[[ TASK DATA open ]]

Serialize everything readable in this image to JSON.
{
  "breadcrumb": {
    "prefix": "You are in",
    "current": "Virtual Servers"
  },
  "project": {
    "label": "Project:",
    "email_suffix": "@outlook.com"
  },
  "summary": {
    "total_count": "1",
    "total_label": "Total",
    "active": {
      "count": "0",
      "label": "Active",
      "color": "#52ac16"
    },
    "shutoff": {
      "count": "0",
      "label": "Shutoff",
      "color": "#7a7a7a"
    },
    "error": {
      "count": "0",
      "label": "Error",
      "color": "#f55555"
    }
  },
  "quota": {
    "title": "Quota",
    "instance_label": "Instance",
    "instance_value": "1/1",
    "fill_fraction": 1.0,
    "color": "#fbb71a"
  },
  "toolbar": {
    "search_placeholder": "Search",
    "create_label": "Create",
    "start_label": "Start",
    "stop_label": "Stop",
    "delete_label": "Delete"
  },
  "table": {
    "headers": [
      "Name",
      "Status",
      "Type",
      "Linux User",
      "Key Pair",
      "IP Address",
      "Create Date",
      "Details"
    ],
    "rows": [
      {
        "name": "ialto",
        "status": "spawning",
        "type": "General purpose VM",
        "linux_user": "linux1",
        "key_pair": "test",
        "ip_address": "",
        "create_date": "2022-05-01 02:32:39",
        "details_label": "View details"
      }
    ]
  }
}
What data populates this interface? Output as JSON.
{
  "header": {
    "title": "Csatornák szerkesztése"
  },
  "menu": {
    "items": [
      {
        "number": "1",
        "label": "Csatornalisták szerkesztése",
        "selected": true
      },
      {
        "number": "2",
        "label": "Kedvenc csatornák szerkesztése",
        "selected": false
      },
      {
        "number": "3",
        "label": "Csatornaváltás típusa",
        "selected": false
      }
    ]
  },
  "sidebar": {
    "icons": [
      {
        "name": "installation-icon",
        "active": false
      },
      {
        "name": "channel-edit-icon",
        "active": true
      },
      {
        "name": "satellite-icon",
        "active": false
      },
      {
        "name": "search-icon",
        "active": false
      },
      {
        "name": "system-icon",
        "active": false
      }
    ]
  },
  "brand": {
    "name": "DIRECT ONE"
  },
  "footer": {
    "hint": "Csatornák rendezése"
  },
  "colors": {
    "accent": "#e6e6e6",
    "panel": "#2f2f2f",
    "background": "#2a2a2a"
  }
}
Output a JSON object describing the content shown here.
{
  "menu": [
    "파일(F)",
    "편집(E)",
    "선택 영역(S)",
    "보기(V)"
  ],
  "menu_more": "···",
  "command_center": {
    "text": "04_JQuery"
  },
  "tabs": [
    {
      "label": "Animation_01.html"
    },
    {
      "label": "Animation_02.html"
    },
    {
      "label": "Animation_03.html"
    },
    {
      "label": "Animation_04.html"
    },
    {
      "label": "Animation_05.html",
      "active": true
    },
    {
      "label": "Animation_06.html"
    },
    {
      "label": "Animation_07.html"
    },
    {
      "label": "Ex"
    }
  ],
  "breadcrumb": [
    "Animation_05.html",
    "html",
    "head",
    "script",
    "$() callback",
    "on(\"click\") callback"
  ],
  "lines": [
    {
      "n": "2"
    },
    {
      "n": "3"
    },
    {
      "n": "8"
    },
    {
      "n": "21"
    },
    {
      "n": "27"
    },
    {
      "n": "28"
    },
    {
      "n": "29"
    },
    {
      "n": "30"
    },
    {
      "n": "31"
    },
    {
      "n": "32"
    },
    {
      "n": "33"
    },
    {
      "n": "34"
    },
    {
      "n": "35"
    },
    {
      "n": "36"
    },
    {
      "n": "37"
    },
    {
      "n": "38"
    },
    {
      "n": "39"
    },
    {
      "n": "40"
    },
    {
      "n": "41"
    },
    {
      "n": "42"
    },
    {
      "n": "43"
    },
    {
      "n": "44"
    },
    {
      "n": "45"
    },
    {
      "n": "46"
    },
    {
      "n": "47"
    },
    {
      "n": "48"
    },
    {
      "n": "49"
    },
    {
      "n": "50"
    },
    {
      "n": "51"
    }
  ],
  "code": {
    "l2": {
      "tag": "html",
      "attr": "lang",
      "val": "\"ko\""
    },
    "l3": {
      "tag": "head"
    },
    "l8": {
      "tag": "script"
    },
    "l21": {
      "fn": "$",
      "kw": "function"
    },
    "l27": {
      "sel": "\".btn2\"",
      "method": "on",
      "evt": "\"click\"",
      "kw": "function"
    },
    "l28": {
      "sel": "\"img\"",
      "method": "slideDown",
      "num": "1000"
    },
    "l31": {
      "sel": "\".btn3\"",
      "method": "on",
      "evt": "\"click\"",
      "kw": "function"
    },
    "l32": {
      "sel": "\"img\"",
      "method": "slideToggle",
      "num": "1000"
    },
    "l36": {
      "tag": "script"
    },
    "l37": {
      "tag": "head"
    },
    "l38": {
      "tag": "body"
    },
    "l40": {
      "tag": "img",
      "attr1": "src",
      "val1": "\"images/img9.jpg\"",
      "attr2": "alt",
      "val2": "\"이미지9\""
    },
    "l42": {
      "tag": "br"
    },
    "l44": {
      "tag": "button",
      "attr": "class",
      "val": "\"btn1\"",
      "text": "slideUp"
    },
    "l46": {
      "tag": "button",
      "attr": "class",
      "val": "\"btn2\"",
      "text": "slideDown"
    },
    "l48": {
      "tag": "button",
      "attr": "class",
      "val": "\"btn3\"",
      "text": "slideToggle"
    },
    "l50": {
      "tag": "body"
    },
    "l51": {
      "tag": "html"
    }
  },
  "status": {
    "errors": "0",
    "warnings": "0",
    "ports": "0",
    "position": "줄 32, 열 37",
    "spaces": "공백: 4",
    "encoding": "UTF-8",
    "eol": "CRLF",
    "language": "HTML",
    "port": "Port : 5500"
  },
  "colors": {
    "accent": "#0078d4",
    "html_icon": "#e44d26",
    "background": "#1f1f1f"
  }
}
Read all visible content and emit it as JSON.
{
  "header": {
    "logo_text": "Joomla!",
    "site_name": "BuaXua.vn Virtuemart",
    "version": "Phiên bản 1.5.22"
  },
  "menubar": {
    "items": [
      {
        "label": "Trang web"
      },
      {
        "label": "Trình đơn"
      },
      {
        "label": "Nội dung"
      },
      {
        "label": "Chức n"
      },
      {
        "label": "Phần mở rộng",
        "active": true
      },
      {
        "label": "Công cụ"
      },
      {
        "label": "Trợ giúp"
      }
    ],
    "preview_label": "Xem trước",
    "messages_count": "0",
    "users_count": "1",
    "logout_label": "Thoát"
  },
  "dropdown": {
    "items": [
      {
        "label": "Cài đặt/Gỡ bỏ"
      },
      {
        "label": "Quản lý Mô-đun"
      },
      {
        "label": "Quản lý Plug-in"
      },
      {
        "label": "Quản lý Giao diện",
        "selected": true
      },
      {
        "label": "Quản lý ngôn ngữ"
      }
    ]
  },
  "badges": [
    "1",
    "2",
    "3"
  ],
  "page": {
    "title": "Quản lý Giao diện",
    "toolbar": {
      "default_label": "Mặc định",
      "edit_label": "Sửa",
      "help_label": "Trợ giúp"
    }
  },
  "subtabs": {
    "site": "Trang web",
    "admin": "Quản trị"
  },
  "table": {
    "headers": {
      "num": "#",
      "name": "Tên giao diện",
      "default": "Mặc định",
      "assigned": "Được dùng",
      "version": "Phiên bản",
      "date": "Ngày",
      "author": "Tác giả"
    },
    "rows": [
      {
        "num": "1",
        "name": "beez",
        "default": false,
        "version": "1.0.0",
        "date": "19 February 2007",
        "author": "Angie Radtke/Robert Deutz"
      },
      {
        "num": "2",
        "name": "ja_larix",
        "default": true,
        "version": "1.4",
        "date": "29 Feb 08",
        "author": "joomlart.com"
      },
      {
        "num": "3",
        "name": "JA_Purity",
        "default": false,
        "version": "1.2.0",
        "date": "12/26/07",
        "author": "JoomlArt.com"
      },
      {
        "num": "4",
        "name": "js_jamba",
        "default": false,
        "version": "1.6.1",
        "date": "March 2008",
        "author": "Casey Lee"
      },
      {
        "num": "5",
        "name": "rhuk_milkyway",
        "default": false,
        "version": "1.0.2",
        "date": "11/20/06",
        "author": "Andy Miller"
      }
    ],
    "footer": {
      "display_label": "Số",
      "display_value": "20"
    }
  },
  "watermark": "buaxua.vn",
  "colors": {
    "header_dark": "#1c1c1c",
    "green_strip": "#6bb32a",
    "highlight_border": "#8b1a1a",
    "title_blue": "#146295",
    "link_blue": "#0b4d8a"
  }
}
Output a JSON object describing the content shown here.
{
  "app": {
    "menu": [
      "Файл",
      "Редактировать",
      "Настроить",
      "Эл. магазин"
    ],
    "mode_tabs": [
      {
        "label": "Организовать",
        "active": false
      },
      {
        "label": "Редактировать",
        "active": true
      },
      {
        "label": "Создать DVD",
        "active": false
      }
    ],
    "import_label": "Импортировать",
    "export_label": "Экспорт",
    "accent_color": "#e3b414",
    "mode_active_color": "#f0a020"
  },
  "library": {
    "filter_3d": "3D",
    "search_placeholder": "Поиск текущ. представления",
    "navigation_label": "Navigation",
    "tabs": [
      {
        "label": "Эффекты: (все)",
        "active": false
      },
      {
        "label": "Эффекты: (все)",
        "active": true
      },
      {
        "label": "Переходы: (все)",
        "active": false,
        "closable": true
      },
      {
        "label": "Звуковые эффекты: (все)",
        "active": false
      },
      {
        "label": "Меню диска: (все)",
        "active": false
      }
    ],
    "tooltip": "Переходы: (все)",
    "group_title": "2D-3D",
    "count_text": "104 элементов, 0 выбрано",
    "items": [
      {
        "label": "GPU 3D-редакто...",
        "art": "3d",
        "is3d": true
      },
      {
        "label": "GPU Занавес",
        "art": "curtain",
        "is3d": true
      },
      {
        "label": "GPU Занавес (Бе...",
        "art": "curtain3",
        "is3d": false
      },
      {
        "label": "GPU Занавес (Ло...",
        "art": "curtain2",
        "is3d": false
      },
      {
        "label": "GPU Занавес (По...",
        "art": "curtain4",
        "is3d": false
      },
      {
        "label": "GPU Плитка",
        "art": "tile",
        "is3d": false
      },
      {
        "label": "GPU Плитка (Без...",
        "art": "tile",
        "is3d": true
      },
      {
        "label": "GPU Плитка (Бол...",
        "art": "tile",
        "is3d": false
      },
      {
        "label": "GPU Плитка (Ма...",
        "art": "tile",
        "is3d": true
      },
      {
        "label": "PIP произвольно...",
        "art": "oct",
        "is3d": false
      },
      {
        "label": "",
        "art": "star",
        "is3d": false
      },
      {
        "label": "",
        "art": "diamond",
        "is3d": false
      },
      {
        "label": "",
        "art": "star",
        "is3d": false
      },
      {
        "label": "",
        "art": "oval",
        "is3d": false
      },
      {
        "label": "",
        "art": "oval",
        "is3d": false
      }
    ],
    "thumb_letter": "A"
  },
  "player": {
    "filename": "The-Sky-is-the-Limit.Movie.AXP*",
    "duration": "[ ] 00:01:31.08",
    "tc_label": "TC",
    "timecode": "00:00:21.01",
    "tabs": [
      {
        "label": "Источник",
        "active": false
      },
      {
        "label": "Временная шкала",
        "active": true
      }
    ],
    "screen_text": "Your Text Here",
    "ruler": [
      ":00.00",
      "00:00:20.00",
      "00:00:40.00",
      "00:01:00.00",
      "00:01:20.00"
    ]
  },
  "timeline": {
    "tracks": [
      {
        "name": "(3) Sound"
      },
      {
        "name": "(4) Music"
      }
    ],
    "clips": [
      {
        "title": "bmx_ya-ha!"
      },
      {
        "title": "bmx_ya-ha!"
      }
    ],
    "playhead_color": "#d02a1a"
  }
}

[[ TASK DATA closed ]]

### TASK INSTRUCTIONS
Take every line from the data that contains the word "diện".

### WRITTEN ANSWER
        "label": "Quản lý Giao diện",
    "title": "Quản lý Giao diện",
      "name": "Tên giao diện",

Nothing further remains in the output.